Democratic National Committee chair Debbie Wasserman Schultz says it makes no difference which Republican presidential candidate scores the nomination for 2012 - because they all share extreme-right views that will not prevail over President Obama.
Wasserman Schultz, speaking in an appearance on CBS' "Face the Nation," said Sunday that any Republican candidate in the field would pose a "very stark contrast" when matched up against Mr. Obama in the 2012 election, particularly on issues like Social Security, immigration reform and Medicare.
"It doesn't much matter which one of the Republicans gets nominated because they're all the same," the Florida Democrat said. "They are all embracing and bear-hugging the Tea Party.

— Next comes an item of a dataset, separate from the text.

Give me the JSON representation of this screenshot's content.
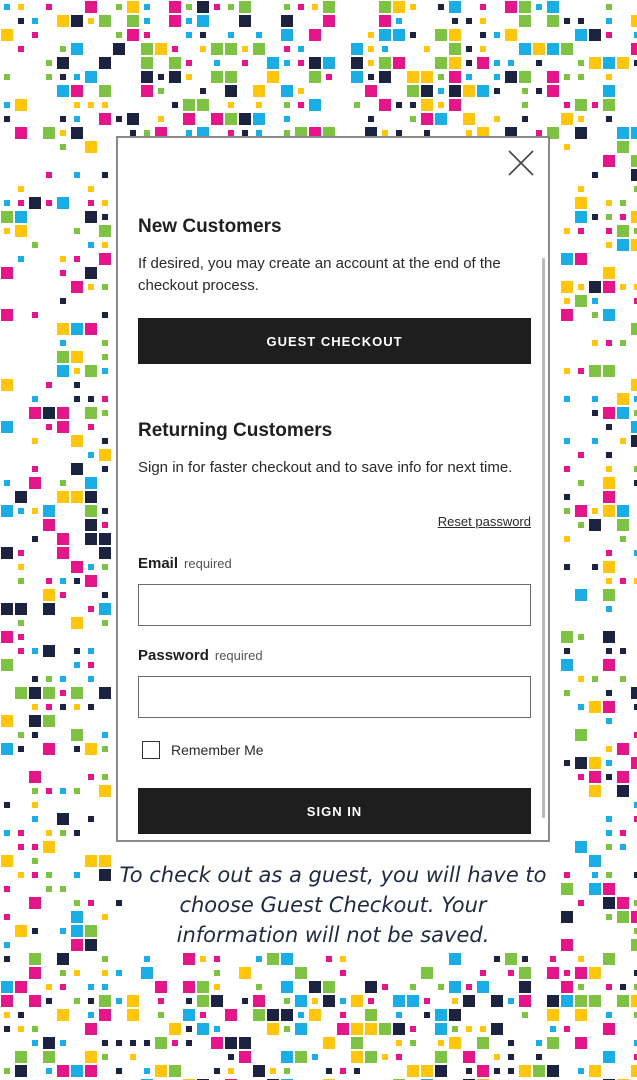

Moving to the right - they can't move to the right far enough.
"They all favor privatizing Social Security, which would pull the safety net out from under our seniors, and favor ending Medicare as we know it... They all are wrong on immigration reform when it comes to Hispanics in the states," she continued.
Addressing Republican National Committee chair Reince Priebus, who also appeared on the show. the Florida Congresswoman said, "My state will go in the win column for President Obama again because the extremists in the Tea Party control your party."

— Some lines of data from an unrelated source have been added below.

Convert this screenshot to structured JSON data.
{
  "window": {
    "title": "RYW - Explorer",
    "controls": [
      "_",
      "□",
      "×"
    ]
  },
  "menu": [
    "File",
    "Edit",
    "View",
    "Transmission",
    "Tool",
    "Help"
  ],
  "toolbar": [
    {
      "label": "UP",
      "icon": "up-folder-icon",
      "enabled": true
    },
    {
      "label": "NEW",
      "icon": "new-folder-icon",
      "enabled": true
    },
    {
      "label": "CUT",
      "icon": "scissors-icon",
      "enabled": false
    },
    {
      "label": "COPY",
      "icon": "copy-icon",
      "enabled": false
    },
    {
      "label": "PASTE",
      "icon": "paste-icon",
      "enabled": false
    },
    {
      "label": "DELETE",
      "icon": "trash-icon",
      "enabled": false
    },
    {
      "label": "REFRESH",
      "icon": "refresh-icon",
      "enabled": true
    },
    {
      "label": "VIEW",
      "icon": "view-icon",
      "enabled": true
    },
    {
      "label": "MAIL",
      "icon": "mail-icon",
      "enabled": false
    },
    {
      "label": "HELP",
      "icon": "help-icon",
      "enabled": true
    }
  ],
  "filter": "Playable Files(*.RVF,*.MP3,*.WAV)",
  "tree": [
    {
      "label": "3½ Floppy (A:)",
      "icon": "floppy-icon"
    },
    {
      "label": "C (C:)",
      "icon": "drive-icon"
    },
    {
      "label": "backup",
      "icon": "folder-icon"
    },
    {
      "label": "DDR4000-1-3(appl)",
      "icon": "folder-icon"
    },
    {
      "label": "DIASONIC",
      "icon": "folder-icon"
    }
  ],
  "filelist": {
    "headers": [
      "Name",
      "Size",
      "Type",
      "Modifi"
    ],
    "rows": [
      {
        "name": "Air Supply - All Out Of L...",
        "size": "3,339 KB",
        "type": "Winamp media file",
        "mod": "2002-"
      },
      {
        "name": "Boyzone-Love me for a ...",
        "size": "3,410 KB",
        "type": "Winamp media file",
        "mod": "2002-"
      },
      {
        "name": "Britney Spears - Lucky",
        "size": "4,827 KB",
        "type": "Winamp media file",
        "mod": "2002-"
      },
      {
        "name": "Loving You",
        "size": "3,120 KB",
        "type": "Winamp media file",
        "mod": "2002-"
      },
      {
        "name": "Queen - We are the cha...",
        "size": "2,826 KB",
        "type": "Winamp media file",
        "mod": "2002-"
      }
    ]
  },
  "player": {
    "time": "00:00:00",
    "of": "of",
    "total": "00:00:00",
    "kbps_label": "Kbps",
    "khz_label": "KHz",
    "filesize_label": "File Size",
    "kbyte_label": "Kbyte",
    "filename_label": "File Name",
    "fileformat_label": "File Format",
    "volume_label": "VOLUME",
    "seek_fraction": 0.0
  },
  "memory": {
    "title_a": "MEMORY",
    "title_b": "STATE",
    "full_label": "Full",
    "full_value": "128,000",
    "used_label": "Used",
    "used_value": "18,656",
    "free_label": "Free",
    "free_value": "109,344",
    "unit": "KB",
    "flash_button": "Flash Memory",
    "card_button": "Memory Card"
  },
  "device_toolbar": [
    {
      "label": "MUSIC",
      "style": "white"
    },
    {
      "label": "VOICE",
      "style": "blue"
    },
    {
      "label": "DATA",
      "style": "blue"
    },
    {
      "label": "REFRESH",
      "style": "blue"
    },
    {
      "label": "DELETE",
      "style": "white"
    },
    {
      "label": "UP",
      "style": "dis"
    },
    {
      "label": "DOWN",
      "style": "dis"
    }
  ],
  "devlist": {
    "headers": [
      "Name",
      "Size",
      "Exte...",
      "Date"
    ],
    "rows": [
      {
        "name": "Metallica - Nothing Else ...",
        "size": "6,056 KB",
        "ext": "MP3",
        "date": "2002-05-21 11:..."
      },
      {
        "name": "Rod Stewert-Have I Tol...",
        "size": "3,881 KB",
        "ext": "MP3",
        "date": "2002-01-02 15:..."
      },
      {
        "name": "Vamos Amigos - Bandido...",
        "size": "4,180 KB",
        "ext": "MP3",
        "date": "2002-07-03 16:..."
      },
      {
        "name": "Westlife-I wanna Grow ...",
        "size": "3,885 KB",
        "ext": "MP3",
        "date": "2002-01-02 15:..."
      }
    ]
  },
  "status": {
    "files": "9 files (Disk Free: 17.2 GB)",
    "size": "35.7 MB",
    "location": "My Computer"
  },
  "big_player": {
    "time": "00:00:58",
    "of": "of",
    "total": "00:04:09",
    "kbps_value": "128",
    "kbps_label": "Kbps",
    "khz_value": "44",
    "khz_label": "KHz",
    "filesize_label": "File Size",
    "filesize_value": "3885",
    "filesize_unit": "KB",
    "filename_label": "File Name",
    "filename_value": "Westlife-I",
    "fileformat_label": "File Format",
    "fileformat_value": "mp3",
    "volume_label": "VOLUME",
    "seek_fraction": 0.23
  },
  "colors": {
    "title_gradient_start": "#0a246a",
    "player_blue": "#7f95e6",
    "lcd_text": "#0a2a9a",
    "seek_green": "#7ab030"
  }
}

Priebus argued that Mr. Obama was "upside down" in Florida, and cited a September 13 New York special election - in which Republican Bob Turner beat Democrat David Weprin for the seat vacated by the retired Democrat Anthony Weiner - that "these talking points have been tested" and that "they're imploding."
Priebus defended the Republican field of presidential candidates, and argued that the "excitement" in the race to this point is a product of the talk surrounding the Republican candidates.

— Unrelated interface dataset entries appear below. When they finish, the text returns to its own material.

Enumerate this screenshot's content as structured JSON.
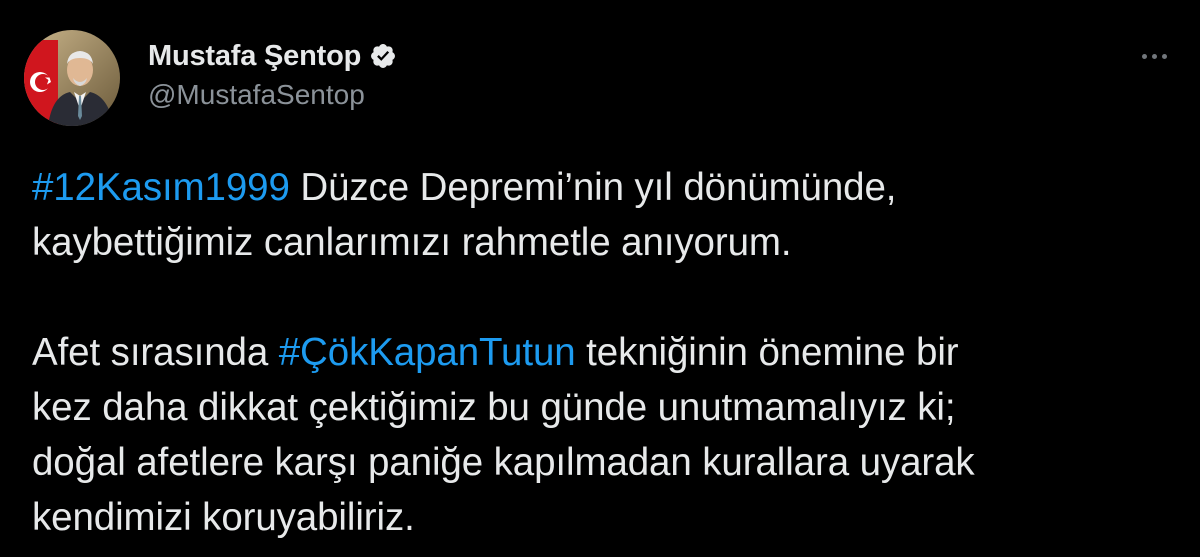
{
  "author": {
    "display_name": "Mustafa Şentop",
    "handle": "@MustafaSentop",
    "verified": true,
    "avatar_icon": "profile-photo"
  },
  "menu": {
    "icon": "more-horizontal-icon"
  },
  "tweet": {
    "paragraph1": {
      "hashtag": "#12Kasım1999",
      "line1_rest": " Düzce Depremi’nin yıl dönümünde,",
      "line2": "kaybettiğimiz canlarımızı rahmetle anıyorum."
    },
    "paragraph2": {
      "line1_before": "Afet sırasında ",
      "hashtag": "#ÇökKapanTutun",
      "line1_after": " tekniğinin önemine bir",
      "line2": "kez daha dikkat çektiğimiz bu günde unutmamalıyız ki;",
      "line3": "doğal afetlere karşı paniğe kapılmadan kurallara uyarak",
      "line4": "kendimizi koruyabiliriz."
    }
  },
  "colors": {
    "background": "#000000",
    "text": "#e7e9ea",
    "secondary": "#8b9299",
    "hashtag": "#1d9bf0"
  }
}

"The horsepower, the excitement is on the Republican side of the aisle," he said. "The reason why is because people in this country want to save this country economically, and this president isn't doing the trick."
Still, when asked if he thought another Republican might enter the face, such as New Jersey Governor Chris Christie, Priebus allowed that there was still time for another candidate to declare his or her candidacy.
"Look, I'm happy with the field. I think it's a great field," he said. "Is there a time through a nomination process technically to still get in? Sure there is."